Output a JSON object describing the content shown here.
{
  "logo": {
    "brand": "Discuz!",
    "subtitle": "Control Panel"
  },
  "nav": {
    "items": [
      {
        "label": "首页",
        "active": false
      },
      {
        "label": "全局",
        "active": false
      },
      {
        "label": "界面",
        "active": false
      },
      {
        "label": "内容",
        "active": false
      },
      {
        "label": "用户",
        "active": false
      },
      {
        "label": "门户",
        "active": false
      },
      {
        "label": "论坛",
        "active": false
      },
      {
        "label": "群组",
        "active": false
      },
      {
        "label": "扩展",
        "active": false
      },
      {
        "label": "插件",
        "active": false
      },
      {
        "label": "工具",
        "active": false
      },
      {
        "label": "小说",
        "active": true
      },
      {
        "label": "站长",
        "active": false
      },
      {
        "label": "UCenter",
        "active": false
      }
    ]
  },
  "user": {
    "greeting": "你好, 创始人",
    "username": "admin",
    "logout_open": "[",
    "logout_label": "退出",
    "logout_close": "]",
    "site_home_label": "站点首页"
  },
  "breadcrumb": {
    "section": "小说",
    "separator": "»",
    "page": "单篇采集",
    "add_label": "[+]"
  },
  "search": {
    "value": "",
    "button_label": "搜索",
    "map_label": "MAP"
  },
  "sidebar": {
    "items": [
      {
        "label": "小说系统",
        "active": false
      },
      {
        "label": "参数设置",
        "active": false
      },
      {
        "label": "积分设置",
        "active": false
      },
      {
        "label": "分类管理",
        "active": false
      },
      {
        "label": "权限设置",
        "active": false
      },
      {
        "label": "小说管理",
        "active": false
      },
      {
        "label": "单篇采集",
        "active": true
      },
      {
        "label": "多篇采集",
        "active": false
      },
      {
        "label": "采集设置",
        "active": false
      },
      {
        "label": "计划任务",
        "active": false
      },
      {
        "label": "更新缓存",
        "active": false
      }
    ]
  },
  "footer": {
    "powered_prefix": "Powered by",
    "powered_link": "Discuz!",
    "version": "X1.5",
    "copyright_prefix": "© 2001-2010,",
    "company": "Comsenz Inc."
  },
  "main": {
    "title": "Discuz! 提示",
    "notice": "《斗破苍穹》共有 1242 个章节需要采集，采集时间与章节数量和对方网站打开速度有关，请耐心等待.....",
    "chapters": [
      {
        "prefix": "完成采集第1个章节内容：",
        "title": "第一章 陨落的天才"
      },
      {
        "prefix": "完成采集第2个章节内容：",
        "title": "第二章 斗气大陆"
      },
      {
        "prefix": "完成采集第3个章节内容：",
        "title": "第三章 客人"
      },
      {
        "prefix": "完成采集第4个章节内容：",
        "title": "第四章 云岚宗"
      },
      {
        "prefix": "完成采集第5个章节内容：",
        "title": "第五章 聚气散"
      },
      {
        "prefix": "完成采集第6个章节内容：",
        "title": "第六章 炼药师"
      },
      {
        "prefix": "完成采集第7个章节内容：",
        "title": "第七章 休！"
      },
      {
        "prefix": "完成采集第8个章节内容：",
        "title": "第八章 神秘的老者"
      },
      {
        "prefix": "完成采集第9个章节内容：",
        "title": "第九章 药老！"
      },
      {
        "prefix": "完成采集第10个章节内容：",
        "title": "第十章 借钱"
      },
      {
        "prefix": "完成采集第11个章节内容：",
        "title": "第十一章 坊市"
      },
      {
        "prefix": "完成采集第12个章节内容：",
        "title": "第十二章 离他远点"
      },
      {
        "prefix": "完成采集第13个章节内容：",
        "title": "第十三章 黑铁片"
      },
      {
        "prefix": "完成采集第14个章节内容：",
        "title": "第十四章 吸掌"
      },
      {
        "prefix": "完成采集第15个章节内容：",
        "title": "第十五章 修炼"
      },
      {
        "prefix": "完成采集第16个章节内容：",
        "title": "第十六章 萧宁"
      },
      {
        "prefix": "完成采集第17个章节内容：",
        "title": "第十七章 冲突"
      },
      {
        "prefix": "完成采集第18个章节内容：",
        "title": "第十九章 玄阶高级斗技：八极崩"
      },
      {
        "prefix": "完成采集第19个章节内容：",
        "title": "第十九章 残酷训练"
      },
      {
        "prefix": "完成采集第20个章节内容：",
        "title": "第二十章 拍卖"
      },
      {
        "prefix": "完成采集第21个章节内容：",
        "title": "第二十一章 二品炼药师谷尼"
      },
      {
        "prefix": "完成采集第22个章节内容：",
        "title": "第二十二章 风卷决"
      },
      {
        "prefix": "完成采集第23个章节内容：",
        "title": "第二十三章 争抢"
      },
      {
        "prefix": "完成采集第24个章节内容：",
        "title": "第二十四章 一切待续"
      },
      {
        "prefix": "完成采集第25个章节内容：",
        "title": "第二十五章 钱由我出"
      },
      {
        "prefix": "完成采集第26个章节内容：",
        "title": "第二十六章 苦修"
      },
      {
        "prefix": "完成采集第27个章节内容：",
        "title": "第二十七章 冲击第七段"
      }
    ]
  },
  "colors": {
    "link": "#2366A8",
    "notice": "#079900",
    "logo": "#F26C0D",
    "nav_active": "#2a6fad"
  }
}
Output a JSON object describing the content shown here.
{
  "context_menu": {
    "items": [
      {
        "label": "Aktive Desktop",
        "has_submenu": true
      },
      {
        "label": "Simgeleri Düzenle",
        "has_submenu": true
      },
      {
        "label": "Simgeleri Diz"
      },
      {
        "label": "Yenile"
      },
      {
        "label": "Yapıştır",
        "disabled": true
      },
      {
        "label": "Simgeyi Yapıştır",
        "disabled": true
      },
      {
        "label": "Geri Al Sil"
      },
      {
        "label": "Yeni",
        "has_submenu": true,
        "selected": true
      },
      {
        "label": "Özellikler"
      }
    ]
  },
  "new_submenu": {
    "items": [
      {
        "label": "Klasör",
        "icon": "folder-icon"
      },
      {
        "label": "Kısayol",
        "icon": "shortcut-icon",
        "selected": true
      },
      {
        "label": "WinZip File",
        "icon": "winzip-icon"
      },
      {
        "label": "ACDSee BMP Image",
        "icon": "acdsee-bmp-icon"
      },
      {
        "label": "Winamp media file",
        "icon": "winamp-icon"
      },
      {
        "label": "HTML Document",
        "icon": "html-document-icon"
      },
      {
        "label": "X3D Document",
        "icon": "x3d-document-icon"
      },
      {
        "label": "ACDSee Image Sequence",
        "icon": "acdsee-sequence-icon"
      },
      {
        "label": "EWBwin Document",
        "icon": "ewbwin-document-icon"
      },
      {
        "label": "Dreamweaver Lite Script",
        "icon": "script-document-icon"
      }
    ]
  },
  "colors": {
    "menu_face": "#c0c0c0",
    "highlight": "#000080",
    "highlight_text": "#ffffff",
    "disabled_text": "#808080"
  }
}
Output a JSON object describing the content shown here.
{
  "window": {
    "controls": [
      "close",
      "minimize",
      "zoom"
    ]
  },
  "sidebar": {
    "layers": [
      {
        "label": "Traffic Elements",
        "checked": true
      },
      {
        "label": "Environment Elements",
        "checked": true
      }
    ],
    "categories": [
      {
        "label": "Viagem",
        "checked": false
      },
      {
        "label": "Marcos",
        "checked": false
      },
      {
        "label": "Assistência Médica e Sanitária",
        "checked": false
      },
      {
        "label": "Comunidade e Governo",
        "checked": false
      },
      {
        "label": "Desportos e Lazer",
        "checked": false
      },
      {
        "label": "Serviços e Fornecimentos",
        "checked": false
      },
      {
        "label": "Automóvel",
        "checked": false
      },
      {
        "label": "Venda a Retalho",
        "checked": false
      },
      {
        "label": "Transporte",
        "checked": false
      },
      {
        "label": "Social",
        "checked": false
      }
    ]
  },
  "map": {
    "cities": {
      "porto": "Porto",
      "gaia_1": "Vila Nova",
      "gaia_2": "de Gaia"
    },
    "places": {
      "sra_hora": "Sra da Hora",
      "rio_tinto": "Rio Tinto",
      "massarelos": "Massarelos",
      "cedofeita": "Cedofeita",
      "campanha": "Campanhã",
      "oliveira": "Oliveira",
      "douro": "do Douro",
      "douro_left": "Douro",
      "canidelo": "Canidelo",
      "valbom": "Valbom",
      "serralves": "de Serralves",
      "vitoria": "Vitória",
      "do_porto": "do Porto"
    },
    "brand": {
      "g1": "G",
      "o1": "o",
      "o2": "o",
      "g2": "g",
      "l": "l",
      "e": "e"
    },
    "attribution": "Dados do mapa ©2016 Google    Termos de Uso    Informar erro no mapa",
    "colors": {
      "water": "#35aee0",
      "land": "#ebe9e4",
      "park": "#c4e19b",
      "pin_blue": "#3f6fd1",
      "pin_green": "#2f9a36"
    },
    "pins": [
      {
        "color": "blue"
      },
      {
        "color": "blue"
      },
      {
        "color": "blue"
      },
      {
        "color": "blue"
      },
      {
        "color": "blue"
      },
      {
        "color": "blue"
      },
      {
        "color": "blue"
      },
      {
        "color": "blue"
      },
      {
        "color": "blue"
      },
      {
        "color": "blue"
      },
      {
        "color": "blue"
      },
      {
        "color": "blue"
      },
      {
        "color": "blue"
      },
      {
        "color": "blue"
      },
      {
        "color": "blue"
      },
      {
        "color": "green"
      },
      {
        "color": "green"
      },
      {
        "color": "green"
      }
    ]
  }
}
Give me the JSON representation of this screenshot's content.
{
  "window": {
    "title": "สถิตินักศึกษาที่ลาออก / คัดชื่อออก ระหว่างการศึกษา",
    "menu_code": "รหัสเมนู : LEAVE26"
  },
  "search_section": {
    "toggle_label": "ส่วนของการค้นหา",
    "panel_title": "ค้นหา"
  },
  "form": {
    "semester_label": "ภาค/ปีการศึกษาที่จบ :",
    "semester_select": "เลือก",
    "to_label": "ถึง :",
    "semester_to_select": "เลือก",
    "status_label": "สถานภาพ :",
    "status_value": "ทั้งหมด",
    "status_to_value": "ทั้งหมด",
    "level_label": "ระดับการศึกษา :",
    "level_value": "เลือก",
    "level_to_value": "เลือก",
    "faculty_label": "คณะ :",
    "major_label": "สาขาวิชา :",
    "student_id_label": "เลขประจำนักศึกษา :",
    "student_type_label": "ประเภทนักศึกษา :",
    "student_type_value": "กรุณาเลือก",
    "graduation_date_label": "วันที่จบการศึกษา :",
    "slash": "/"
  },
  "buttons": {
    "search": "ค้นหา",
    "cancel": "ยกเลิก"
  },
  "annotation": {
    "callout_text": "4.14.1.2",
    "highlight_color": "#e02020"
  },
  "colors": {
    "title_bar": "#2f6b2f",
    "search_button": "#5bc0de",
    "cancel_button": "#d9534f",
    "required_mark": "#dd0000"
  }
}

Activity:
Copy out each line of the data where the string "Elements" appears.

Response below:
        "label": "Traffic Elements",
        "label": "Environment Elements",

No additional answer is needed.